Our Stories: “Don’t Touch My Name”

The following is the first in a series of posts called Our Stories which highlight the rich tapestry of diverse experiences held by our incredible community: Queer and Trans Middle Eastern and/or North African individuals living in and around New York City.

Don’t Touch My Name

By: Ibrahim Khazzaka

Born in Lebanon, I was named after my grandfather.  Everyone in the Middle East understands the name homage, the name tribute to the patriarch.

In a way, we are expected to identify with our grandparents, to seek their strengths and equal their achievements.

I love my grandfather, he’s growing older to become a sterner man than how I remember him.  Still he did travel, met most of his career and social prestige goals. Carrying his name is heavy; everyone wanted me to be like him.  Yet, no one, not even he, showed me a way. Sometimes I was asked to round up my school grades to impress him, to be worthy of his blessing.
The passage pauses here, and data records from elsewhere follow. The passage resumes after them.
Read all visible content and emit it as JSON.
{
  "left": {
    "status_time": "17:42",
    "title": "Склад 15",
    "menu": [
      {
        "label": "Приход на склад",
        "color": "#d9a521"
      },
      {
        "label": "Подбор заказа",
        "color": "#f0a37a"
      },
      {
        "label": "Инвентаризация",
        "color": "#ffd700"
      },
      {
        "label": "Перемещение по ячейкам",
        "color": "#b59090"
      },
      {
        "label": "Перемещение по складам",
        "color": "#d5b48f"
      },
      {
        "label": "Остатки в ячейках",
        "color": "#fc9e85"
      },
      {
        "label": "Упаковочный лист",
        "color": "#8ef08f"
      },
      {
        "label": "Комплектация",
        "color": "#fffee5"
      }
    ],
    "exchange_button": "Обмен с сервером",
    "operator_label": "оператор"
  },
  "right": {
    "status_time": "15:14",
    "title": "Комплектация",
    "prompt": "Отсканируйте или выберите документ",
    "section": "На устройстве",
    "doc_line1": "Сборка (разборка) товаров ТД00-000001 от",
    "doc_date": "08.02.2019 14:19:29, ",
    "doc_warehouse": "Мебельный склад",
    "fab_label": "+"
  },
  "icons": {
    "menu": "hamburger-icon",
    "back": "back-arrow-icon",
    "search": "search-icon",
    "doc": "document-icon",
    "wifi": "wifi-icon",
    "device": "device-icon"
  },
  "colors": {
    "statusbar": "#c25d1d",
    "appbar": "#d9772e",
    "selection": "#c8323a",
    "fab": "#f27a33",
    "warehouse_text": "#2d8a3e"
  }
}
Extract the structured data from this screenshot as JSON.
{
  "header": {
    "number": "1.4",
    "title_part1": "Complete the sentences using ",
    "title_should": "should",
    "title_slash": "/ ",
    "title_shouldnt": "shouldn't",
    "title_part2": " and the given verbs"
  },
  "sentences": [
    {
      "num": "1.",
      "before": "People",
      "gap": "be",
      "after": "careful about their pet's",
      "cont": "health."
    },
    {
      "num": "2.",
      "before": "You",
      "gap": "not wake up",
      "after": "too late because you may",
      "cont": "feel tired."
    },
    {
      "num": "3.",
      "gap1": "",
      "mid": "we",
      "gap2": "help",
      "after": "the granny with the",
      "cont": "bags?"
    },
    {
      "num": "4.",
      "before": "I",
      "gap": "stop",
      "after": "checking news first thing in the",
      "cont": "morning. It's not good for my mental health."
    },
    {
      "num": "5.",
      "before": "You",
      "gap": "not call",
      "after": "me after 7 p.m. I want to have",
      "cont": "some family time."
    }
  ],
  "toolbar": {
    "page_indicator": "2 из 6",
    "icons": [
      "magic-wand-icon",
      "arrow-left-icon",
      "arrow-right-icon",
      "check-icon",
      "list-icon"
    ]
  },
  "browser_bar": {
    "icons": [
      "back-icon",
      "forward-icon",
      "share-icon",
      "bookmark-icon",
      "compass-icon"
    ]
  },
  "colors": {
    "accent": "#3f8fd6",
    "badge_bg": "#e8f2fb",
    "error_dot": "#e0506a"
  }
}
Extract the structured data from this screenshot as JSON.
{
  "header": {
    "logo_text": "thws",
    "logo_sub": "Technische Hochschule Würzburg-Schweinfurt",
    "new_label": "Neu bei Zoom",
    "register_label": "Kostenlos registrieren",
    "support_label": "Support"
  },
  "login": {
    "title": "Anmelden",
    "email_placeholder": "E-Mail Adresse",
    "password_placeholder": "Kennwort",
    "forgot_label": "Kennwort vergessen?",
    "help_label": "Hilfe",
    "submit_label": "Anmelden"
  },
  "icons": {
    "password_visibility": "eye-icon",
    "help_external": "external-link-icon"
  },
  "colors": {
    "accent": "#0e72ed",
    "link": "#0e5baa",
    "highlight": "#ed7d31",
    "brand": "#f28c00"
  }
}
In Lebanon, “Ibrahim” was among the old names that people let go of for more trendy ones.  I remember at 13, a barber advised me to go for my nickname, Bob! Ibrahims in Lebanon are named “Bob” (don’t ask) to which I mocked him, saying “I’m keeping it as it is, it’s a beautiful name.” Continue reading “Our Stories: “Don’t Touch My Name””